Investigating Jesus in Moldova
CU Staff Worker Andrea Dalton reports form Balti, Moldova, where she's been working alongside UCCF's sister movement, CSC Moldova.
'On the 25th June a team of two Staff Workers, one Relay worker and eight students headed out for Balti, Moldova. Balti is the second biggest city in the country and has a state university, but it looks very different from the UK’s second biggest city, Birmingham! Differences included 35-degree heat, dusty roads, different food and a university culture where students are often pressured to bribe their professors to pass their exams or get the higher grades. We stayed in Balti for a week, meeting the staff team and students, visiting local churches and adapting to the different climate and culture. This week was mainly for us to come together as a team, prepare Bible study material, English lessons and other resources for the camp, as well as adjusting to our new surroundings.

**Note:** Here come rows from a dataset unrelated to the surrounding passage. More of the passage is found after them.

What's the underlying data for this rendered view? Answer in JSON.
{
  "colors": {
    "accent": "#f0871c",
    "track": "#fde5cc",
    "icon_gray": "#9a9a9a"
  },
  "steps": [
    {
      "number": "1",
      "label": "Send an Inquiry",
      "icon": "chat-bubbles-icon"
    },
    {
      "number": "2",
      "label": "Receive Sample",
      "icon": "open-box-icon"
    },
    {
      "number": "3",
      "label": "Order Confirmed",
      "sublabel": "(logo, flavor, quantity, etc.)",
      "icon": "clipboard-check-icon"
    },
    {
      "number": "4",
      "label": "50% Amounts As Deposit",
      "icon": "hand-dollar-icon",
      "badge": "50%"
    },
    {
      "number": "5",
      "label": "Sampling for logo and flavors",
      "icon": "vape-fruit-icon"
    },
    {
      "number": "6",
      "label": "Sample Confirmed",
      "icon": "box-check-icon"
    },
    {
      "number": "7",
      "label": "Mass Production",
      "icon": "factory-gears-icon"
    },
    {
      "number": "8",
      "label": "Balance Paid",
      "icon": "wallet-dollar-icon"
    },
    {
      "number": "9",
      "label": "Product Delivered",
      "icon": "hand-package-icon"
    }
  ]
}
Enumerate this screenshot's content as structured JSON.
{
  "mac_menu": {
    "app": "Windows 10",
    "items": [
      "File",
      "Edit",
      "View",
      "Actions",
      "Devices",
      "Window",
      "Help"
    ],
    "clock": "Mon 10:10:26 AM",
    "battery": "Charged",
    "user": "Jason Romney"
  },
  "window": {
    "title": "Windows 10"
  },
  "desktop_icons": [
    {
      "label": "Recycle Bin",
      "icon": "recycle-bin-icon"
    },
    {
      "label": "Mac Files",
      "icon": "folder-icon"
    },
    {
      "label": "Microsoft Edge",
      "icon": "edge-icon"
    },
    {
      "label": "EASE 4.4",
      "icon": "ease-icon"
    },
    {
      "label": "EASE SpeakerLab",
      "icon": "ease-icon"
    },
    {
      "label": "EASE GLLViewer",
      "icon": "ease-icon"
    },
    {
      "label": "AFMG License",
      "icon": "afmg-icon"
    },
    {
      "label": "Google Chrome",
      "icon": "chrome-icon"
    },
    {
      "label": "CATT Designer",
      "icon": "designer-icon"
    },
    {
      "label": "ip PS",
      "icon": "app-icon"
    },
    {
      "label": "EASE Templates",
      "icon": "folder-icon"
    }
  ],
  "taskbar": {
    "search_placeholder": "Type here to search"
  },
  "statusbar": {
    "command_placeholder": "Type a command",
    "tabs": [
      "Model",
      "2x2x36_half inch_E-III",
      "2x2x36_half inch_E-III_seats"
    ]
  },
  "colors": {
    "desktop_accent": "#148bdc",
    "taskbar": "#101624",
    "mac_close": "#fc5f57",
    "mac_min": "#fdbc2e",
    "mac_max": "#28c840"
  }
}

The British team were wonderful and such a joy to lead and work with. We were all very different - maths students, music students, games design students, with a wide range of church backgrounds, hobbies and personalities but I was so encouraged to see their generosity in loving and serving each other so well in their differences and allowing the gospel to ground them and be their focus and motivation among many wonderful and challenging moments that week! On the 3rd July we then headed to camp, where we were joined by around 35 students, the vast majority of them non-Christian. What an exciting privilege!
It was a particular treat to see Nathan, one of the Huddersfield CU students I took with me, who became a Christian through the CU this year, stand up in front of a captivated room of Moldovan students sharing how coming to know Jesus has transformed his life, and encouraging others to consider him too! It was one of those moments where you see how valuable the work that CUs do is, and where I’m reminded I love my job!
One of the most exciting things about the camp was seeing so many students engage with the Bible studies, ask big questions, listen to our testimonies and really make significant steps in their understanding of who Jesus is. One of the girls in my Bible study group at the camp, Arianne*, was a wonderful example of this. From a nominally Orthodox family, she arrived at the camp calling herself a Christian because of her background and family upbringing. As the week went on and we talked more about Jesus and the importance of a personal relationship with Him, I was able to share my testimony with her of growing up in a Christian family but how that didn’t make me a Christian and the need for personal repentance and forgiveness. She asked me lots of questions and at the end of the week asked for a Bible to ‘actually investigate’ what she thought for herself.'
Our partnership with the CU movement in Moldova and with other CU movements lets us be part of giving students around the world the chance to know and trust in Jesus for themselves. Join the community: sign up to pray on World Student Day.